Make a written referral for your daughter to be assessed for 504 or Special Education services while she is still at Coe. Identify that she was struggling in reading and was referred to receive special instruction in a small group and/or one on one setting. If it is in either an IEP or a 504 plan that she continue to receive the services, then they have to be provided regardless of where she is assigned.


Anonymous said...

Washington MS shared funds with newly-reopened Meany MS this year. After all, nearly half of the previous WMS families were rezoned to Meany, so it's their piggybank money too. Sharing is common after a rezoning.


Olympia Update said...

The Joint Select Committee Article iX Litigation met in Olympia, today.

In 2009-2011, education spending consumed 41.9% of Washington's budget. In 2021, education will consume 53% of Washington's budget. The committee indicated that work is ongoing.

A senator spoke about teacher strikes across the country. With education consuming 53% of the budget, committee members did not appear sympathetic to teacher strikes in Washington state. According to a committee member, funding for teacher salaries will increase from $13B (2009-2011) to $26B (2021).

Anonymous said...

BTDT, have you seen special services worked into 504 plans? I've seen basic accommodations, but not anything "extra." It seems like you'd need an IEP for that, no?


Anonymous said...

Yes. Specialized instruction is covered by an IEP rather than a 504 Plan.

Fairmount Parent

Anonymous said...

That’s another SPS myth. Services can be provided under 504 as well. Check out pages 10 and 11 of this:



Anonymous said...

Also page 4 of the SPS 504 Manual:


SPS also links the above Department of Education guidance on it’s 504 webpage.


Anonymous said...

Executive function improves as a child’s cerebral cortex matures. But the development that takes place in most children around the ages of 7-9 does not begin to kick in for children with IQs over 121 until about age 13. They’re developing normally for them, but their normal can be really behind age peers.

Cortical Tardiness

Anonymous said...

@BTDT, Thank you, thank you for the detailed response to my post and the potential way to handle the situation through SPS. I appreciate the direct links to the SPS information. This is the terminology and reference material I need to review.

I really appreciate the help from everyone that responded.

QueenAnne Mom,AlsoAGardener

Happy trails said...

Juneau is the pick!

Another Name said...

The city does not want to fund a family support at Hawthorne Elementary school next year.

The city is only a partner with the district when they want land at the Seattle Center and space for prek.

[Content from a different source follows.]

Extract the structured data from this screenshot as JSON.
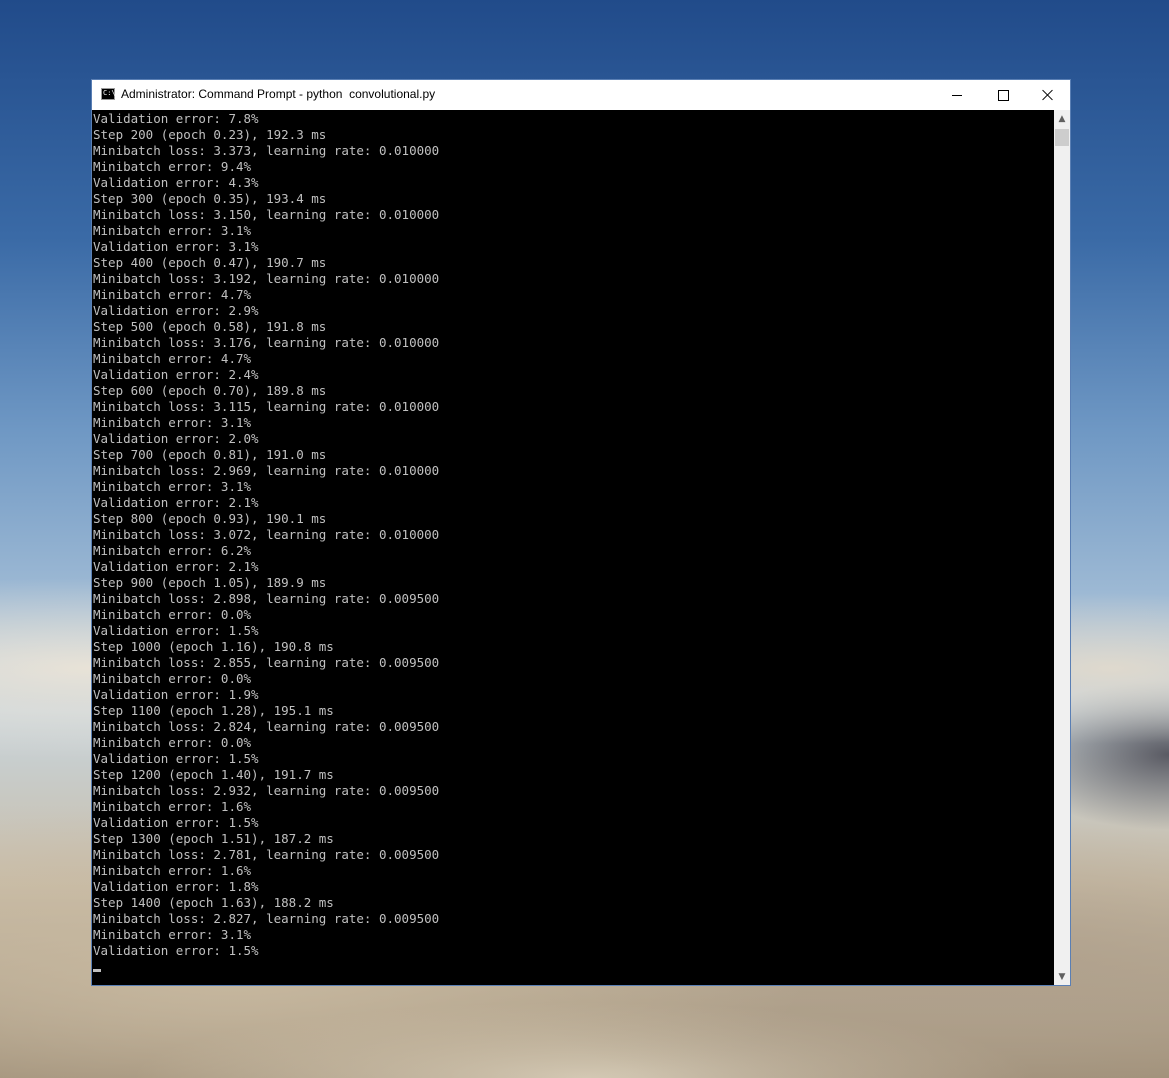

The city is not a partner with the district when they provide Green Dot with illegal variances and take away funding for family support workers.

Melissa Westbrook said...

Another Name, we'll be having a thread about Hawthorne soon. I do agree; the Board and our new superintendent should be extraordinarily cautious in working with the Mayor and the Council. Smiling faces and all.